Talk to any of the best criminal defense lawyers attorneys in Greenwich, Stamford or Darien Connecticut, and they will likely agree that the Connecticut crime of Breach of Peace Second Degree under C.G.S. 53a-181 is a vague crime which can actually get you arrested in Connecticut for using abusive or obscene language.
But is a foul mouth all it takes to get locked up?
Yes..that is, until our Supreme Court got involved this Summer.
Prior to the Connecticut Supreme Court’s landmark ruling in State of Connecticut v. Nina Baccala, if you had the intent to cause someone “annoyance, inconvenience, or alarm” and you used obscene language, then you could get arrested in Connecticut for Breach of Peace Second Degree.
But the Supreme Court looked closely at this statute and changed the rules regarding enforcement, prosecutions, and arrests for Breach of Peace Second Degree under CGS 53a-181.
The Court made the following ruling: that no matter how profane someone is with their language, it is not arrest-worthy, is not criminal and it is not a breach of the peace under the Connecticut code, if the language is not accompanied with a verbal or physical threat.
Following that law, many of the best Connecticut criminal lawyers began pushing back against Connecticut breach of peace arrests, rather than just applying their clients for diversionary programs like the Accelerated Rehabilitation Program. For more on fighting a Breach of Peace Second Degree arrest in Stamford or Greenwich Connecticut, click here.
A closer read of the Supreme Court’s decision can really help you and the best Connecticut criminal defense lawyers fight your breach of peace arrest in the Stamford, Norwalk and Bridgeport courthouses.
The Supreme Court summed it up best in protecting an individual’s First Amendment right to lay into someone with profanities. The Supreme Court said that in order for profanities to be criminal, the tirade must be “akin to dropping a match into a pool of gasoline” – meaning the words must be combined with conduct that is threatening and violent.
This ruling refines what is known to top Connecticut criminal lawyers as the “fighting words” exception to the First Amendment defense, meaning that uttering words that are aggressive and promote violence can be criminal and lead to Breach of Peace misdemeanor arrests.
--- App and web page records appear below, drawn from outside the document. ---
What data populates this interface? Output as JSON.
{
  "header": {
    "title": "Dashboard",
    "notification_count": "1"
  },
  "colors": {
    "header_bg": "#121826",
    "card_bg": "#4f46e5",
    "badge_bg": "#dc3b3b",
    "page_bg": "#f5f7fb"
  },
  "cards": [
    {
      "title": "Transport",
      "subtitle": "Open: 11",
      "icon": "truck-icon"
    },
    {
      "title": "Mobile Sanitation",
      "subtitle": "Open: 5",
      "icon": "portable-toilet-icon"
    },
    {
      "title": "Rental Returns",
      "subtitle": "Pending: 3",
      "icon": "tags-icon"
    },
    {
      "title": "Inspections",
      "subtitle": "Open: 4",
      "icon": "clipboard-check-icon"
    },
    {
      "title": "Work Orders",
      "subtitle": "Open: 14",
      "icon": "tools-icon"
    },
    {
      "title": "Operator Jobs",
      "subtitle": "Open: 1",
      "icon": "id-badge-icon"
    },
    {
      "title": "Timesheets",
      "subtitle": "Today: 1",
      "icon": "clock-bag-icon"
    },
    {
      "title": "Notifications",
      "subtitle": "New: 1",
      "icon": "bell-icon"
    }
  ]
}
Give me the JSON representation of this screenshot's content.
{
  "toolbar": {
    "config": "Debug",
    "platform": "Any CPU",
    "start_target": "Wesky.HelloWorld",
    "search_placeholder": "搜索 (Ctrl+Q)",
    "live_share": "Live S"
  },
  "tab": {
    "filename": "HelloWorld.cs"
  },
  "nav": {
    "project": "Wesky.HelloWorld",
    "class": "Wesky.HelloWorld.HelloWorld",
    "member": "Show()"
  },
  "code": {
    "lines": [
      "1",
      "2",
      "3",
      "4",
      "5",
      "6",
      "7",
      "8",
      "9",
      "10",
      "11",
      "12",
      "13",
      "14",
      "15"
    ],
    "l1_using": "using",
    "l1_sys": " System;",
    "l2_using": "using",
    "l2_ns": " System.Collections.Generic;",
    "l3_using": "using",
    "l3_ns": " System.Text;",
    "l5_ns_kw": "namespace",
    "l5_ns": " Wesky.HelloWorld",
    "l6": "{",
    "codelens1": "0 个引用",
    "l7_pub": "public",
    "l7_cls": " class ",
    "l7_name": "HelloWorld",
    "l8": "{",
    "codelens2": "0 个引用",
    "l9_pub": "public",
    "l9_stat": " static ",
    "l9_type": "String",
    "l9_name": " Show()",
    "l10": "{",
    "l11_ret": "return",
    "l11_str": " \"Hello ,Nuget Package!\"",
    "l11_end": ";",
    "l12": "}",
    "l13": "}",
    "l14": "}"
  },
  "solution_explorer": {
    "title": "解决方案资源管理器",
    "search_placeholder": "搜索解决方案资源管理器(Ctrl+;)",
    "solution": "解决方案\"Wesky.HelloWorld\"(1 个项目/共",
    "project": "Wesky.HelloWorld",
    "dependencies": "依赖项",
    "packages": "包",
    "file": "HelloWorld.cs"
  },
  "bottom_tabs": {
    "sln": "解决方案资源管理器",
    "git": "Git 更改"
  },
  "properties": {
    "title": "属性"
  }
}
The Baccala decision takes this idea further by ruling that uttering a profanity or offensive word is not a crime unless it tends to provoke a reasonable person in the recipient’s position to “immediately retaliate with violence.” (This suggests that uttering an offensive racial slur while raising a fist or weapon would definitely be considered a crime).
So if you want to know how to fight your Connecticut arrest for Breach of Peace Second Degree CGS 53a-181 in the Norwalk, Stamford, Danbury or Bridgeport Connecticut criminal courthouses, then contact one of the Mark Sherman Law criminal lawyers today. Our entire team keeps up to date with our Connecticut Supreme Court and Appellate Court decisions that impact our client’s cases.